- Task statement -
Each entry below should be retyped exactly, with nothing omitted.

Interface dataset entries
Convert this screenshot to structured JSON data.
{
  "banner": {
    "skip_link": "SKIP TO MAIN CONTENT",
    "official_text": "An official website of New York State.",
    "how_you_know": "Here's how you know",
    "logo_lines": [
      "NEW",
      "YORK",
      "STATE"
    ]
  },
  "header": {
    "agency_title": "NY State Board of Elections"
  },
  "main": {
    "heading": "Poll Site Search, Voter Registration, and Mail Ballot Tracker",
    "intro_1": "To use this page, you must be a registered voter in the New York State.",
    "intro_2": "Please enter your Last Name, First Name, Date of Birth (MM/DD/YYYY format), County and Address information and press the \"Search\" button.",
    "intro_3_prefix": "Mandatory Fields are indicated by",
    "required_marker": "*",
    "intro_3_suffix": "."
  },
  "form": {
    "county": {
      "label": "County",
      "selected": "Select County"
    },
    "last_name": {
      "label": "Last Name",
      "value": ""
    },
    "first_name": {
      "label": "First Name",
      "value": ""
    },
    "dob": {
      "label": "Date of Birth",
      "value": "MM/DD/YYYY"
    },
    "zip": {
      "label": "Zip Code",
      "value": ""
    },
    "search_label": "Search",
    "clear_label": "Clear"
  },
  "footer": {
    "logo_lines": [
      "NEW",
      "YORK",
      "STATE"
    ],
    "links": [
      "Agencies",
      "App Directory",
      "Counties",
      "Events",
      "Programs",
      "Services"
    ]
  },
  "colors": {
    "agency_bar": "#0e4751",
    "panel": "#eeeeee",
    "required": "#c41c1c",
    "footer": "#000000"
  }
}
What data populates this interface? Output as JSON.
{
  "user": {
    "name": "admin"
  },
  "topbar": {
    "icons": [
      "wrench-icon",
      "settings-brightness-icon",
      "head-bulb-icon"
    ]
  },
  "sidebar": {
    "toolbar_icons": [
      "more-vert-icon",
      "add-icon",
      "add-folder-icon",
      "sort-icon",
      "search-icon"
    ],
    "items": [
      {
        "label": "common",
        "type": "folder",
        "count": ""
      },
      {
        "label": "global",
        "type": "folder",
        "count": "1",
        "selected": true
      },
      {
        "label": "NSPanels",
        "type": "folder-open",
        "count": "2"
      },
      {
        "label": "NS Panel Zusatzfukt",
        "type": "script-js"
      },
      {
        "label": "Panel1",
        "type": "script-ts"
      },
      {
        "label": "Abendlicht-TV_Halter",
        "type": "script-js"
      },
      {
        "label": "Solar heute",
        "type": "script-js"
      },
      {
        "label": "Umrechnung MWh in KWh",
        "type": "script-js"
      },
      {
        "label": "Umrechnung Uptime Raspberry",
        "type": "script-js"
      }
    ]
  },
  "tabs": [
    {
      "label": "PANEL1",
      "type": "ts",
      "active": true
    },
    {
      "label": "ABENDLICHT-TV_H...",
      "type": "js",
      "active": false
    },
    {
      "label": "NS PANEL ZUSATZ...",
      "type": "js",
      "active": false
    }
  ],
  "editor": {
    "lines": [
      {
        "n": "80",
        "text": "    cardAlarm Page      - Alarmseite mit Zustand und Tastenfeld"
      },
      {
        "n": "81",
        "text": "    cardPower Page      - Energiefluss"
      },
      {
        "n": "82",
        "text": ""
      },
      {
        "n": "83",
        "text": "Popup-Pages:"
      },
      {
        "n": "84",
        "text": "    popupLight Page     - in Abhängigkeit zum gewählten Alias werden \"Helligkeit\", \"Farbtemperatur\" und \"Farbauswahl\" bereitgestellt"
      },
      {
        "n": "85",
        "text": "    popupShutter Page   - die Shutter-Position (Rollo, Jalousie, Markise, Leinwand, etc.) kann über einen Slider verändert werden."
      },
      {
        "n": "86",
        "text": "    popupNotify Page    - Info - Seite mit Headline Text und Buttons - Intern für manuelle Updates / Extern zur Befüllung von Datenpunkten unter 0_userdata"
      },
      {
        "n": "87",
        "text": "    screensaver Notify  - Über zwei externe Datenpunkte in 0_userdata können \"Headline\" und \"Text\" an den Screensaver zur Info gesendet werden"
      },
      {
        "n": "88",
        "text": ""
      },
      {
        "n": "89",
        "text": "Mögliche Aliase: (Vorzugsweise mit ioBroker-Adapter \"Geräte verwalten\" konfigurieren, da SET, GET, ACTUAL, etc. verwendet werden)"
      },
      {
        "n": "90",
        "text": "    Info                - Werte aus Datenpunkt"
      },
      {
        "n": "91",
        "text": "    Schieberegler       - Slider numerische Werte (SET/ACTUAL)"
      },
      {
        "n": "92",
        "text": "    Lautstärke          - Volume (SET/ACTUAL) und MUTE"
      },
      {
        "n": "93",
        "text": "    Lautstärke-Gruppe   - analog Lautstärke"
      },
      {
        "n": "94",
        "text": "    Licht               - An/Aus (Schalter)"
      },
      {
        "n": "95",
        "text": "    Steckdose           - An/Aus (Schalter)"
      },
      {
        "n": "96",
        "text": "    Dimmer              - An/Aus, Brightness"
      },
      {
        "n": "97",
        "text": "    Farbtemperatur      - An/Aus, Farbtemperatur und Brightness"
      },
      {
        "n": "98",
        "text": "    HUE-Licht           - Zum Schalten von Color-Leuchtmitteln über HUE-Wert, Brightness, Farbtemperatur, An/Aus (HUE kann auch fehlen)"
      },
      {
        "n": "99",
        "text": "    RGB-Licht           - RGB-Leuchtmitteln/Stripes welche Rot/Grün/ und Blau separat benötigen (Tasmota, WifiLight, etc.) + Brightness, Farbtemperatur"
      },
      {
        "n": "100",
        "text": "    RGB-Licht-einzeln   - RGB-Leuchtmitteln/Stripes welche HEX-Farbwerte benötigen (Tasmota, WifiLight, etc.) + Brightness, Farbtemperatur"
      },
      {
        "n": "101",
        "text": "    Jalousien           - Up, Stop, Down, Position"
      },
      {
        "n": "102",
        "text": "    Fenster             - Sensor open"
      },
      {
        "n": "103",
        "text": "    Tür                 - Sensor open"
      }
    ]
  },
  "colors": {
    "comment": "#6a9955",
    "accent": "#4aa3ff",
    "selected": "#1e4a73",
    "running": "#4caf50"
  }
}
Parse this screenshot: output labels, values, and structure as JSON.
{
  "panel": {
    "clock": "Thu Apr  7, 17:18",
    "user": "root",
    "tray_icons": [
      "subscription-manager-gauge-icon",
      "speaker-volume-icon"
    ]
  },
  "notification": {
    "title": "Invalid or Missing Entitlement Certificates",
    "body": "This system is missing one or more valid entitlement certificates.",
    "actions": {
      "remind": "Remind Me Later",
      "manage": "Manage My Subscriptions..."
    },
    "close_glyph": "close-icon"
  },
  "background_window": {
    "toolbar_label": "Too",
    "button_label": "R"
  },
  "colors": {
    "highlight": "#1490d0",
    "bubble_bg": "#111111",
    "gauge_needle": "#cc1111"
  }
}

- Result of the task -
Convert this screenshot to structured JSON data.
{
  "banner": {
    "skip_link": "SKIP TO MAIN CONTENT",
    "official_text": "An official website of New York State.",
    "how_you_know": "Here's how you know",
    "logo_lines": [
      "NEW",
      "YORK",
      "STATE"
    ]
  },
  "header": {
    "agency_title": "NY State Board of Elections"
  },
  "main": {
    "heading": "Poll Site Search, Voter Registration, and Mail Ballot Tracker",
    "intro_1": "To use this page, you must be a registered voter in the New York State.",
    "intro_2": "Please enter your Last Name, First Name, Date of Birth (MM/DD/YYYY format), County and Address information and press the \"Search\" button.",
    "intro_3_prefix": "Mandatory Fields are indicated by",
    "required_marker": "*",
    "intro_3_suffix": "."
  },
  "form": {
    "county": {
      "label": "County",
      "selected": "Select County"
    },
    "last_name": {
      "label": "Last Name",
      "value": ""
    },
    "first_name": {
      "label": "First Name",
      "value": ""
    },
    "dob": {
      "label": "Date of Birth",
      "value": "MM/DD/YYYY"
    },
    "zip": {
      "label": "Zip Code",
      "value": ""
    },
    "search_label": "Search",
    "clear_label": "Clear"
  },
  "footer": {
    "logo_lines": [
      "NEW",
      "YORK",
      "STATE"
    ],
    "links": [
      "Agencies",
      "App Directory",
      "Counties",
      "Events",
      "Programs",
      "Services"
    ]
  },
  "colors": {
    "agency_bar": "#0e4751",
    "panel": "#eeeeee",
    "required": "#c41c1c",
    "footer": "#000000"
  }
}
What data populates this interface? Output as JSON.
{
  "user": {
    "name": "admin"
  },
  "topbar": {
    "icons": [
      "wrench-icon",
      "settings-brightness-icon",
      "head-bulb-icon"
    ]
  },
  "sidebar": {
    "toolbar_icons": [
      "more-vert-icon",
      "add-icon",
      "add-folder-icon",
      "sort-icon",
      "search-icon"
    ],
    "items": [
      {
        "label": "common",
        "type": "folder",
        "count": ""
      },
      {
        "label": "global",
        "type": "folder",
        "count": "1",
        "selected": true
      },
      {
        "label": "NSPanels",
        "type": "folder-open",
        "count": "2"
      },
      {
        "label": "NS Panel Zusatzfukt",
        "type": "script-js"
      },
      {
        "label": "Panel1",
        "type": "script-ts"
      },
      {
        "label": "Abendlicht-TV_Halter",
        "type": "script-js"
      },
      {
        "label": "Solar heute",
        "type": "script-js"
      },
      {
        "label": "Umrechnung MWh in KWh",
        "type": "script-js"
      },
      {
        "label": "Umrechnung Uptime Raspberry",
        "type": "script-js"
      }
    ]
  },
  "tabs": [
    {
      "label": "PANEL1",
      "type": "ts",
      "active": true
    },
    {
      "label": "ABENDLICHT-TV_H...",
      "type": "js",
      "active": false
    },
    {
      "label": "NS PANEL ZUSATZ...",
      "type": "js",
      "active": false
    }
  ],
  "editor": {
    "lines": [
      {
        "n": "80",
        "text": "    cardAlarm Page      - Alarmseite mit Zustand und Tastenfeld"
      },
      {
        "n": "81",
        "text": "    cardPower Page      - Energiefluss"
      },
      {
        "n": "82",
        "text": ""
      },
      {
        "n": "83",
        "text": "Popup-Pages:"
      },
      {
        "n": "84",
        "text": "    popupLight Page     - in Abhängigkeit zum gewählten Alias werden \"Helligkeit\", \"Farbtemperatur\" und \"Farbauswahl\" bereitgestellt"
      },
      {
        "n": "85",
        "text": "    popupShutter Page   - die Shutter-Position (Rollo, Jalousie, Markise, Leinwand, etc.) kann über einen Slider verändert werden."
      },
      {
        "n": "86",
        "text": "    popupNotify Page    - Info - Seite mit Headline Text und Buttons - Intern für manuelle Updates / Extern zur Befüllung von Datenpunkten unter 0_userdata"
      },
      {
        "n": "87",
        "text": "    screensaver Notify  - Über zwei externe Datenpunkte in 0_userdata können \"Headline\" und \"Text\" an den Screensaver zur Info gesendet werden"
      },
      {
        "n": "88",
        "text": ""
      },
      {
        "n": "89",
        "text": "Mögliche Aliase: (Vorzugsweise mit ioBroker-Adapter \"Geräte verwalten\" konfigurieren, da SET, GET, ACTUAL, etc. verwendet werden)"
      },
      {
        "n": "90",
        "text": "    Info                - Werte aus Datenpunkt"
      },
      {
        "n": "91",
        "text": "    Schieberegler       - Slider numerische Werte (SET/ACTUAL)"
      },
      {
        "n": "92",
        "text": "    Lautstärke          - Volume (SET/ACTUAL) und MUTE"
      },
      {
        "n": "93",
        "text": "    Lautstärke-Gruppe   - analog Lautstärke"
      },
      {
        "n": "94",
        "text": "    Licht               - An/Aus (Schalter)"
      },
      {
        "n": "95",
        "text": "    Steckdose           - An/Aus (Schalter)"
      },
      {
        "n": "96",
        "text": "    Dimmer              - An/Aus, Brightness"
      },
      {
        "n": "97",
        "text": "    Farbtemperatur      - An/Aus, Farbtemperatur und Brightness"
      },
      {
        "n": "98",
        "text": "    HUE-Licht           - Zum Schalten von Color-Leuchtmitteln über HUE-Wert, Brightness, Farbtemperatur, An/Aus (HUE kann auch fehlen)"
      },
      {
        "n": "99",
        "text": "    RGB-Licht           - RGB-Leuchtmitteln/Stripes welche Rot/Grün/ und Blau separat benötigen (Tasmota, WifiLight, etc.) + Brightness, Farbtemperatur"
      },
      {
        "n": "100",
        "text": "    RGB-Licht-einzeln   - RGB-Leuchtmitteln/Stripes welche HEX-Farbwerte benötigen (Tasmota, WifiLight, etc.) + Brightness, Farbtemperatur"
      },
      {
        "n": "101",
        "text": "    Jalousien           - Up, Stop, Down, Position"
      },
      {
        "n": "102",
        "text": "    Fenster             - Sensor open"
      },
      {
        "n": "103",
        "text": "    Tür                 - Sensor open"
      }
    ]
  },
  "colors": {
    "comment": "#6a9955",
    "accent": "#4aa3ff",
    "selected": "#1e4a73",
    "running": "#4caf50"
  }
}
Parse this screenshot: output labels, values, and structure as JSON.
{
  "panel": {
    "clock": "Thu Apr  7, 17:18",
    "user": "root",
    "tray_icons": [
      "subscription-manager-gauge-icon",
      "speaker-volume-icon"
    ]
  },
  "notification": {
    "title": "Invalid or Missing Entitlement Certificates",
    "body": "This system is missing one or more valid entitlement certificates.",
    "actions": {
      "remind": "Remind Me Later",
      "manage": "Manage My Subscriptions..."
    },
    "close_glyph": "close-icon"
  },
  "background_window": {
    "toolbar_label": "Too",
    "button_label": "R"
  },
  "colors": {
    "highlight": "#1490d0",
    "bubble_bg": "#111111",
    "gauge_needle": "#cc1111"
  }
}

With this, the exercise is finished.